*** Opening Source records ***

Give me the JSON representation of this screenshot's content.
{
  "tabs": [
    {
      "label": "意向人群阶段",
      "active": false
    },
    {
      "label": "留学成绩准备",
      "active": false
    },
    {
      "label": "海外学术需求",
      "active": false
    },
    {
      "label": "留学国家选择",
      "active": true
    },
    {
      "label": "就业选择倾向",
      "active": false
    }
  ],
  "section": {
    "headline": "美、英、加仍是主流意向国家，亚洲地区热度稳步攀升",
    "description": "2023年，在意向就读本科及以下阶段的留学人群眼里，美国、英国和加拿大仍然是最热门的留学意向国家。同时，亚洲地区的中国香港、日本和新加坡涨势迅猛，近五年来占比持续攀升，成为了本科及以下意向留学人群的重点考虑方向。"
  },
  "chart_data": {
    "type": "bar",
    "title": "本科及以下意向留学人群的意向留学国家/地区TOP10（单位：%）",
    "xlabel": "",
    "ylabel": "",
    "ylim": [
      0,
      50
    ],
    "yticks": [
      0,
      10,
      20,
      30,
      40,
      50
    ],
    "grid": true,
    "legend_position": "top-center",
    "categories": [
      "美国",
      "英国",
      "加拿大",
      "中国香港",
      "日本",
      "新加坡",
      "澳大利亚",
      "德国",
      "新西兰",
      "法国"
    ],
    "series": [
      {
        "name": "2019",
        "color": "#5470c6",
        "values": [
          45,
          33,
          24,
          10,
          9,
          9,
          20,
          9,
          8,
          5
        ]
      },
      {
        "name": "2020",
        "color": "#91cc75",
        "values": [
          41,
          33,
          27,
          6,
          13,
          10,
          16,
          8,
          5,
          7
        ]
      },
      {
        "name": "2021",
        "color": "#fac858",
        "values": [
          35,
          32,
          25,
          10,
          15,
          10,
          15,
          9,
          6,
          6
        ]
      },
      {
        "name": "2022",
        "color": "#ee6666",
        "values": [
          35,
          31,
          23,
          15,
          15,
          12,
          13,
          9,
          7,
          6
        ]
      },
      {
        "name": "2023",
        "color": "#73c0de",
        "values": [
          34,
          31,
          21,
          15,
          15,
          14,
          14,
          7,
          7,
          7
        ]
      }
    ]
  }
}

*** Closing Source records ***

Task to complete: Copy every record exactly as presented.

Expected answer:
Give me the JSON representation of this screenshot's content.
{
  "tabs": [
    {
      "label": "意向人群阶段",
      "active": false
    },
    {
      "label": "留学成绩准备",
      "active": false
    },
    {
      "label": "海外学术需求",
      "active": false
    },
    {
      "label": "留学国家选择",
      "active": true
    },
    {
      "label": "就业选择倾向",
      "active": false
    }
  ],
  "section": {
    "headline": "美、英、加仍是主流意向国家，亚洲地区热度稳步攀升",
    "description": "2023年，在意向就读本科及以下阶段的留学人群眼里，美国、英国和加拿大仍然是最热门的留学意向国家。同时，亚洲地区的中国香港、日本和新加坡涨势迅猛，近五年来占比持续攀升，成为了本科及以下意向留学人群的重点考虑方向。"
  },
  "chart_data": {
    "type": "bar",
    "title": "本科及以下意向留学人群的意向留学国家/地区TOP10（单位：%）",
    "xlabel": "",
    "ylabel": "",
    "ylim": [
      0,
      50
    ],
    "yticks": [
      0,
      10,
      20,
      30,
      40,
      50
    ],
    "grid": true,
    "legend_position": "top-center",
    "categories": [
      "美国",
      "英国",
      "加拿大",
      "中国香港",
      "日本",
      "新加坡",
      "澳大利亚",
      "德国",
      "新西兰",
      "法国"
    ],
    "series": [
      {
        "name": "2019",
        "color": "#5470c6",
        "values": [
          45,
          33,
          24,
          10,
          9,
          9,
          20,
          9,
          8,
          5
        ]
      },
      {
        "name": "2020",
        "color": "#91cc75",
        "values": [
          41,
          33,
          27,
          6,
          13,
          10,
          16,
          8,
          5,
          7
        ]
      },
      {
        "name": "2021",
        "color": "#fac858",
        "values": [
          35,
          32,
          25,
          10,
          15,
          10,
          15,
          9,
          6,
          6
        ]
      },
      {
        "name": "2022",
        "color": "#ee6666",
        "values": [
          35,
          31,
          23,
          15,
          15,
          12,
          13,
          9,
          7,
          6
        ]
      },
      {
        "name": "2023",
        "color": "#73c0de",
        "values": [
          34,
          31,
          21,
          15,
          15,
          14,
          14,
          7,
          7,
          7
        ]
      }
    ]
  }
}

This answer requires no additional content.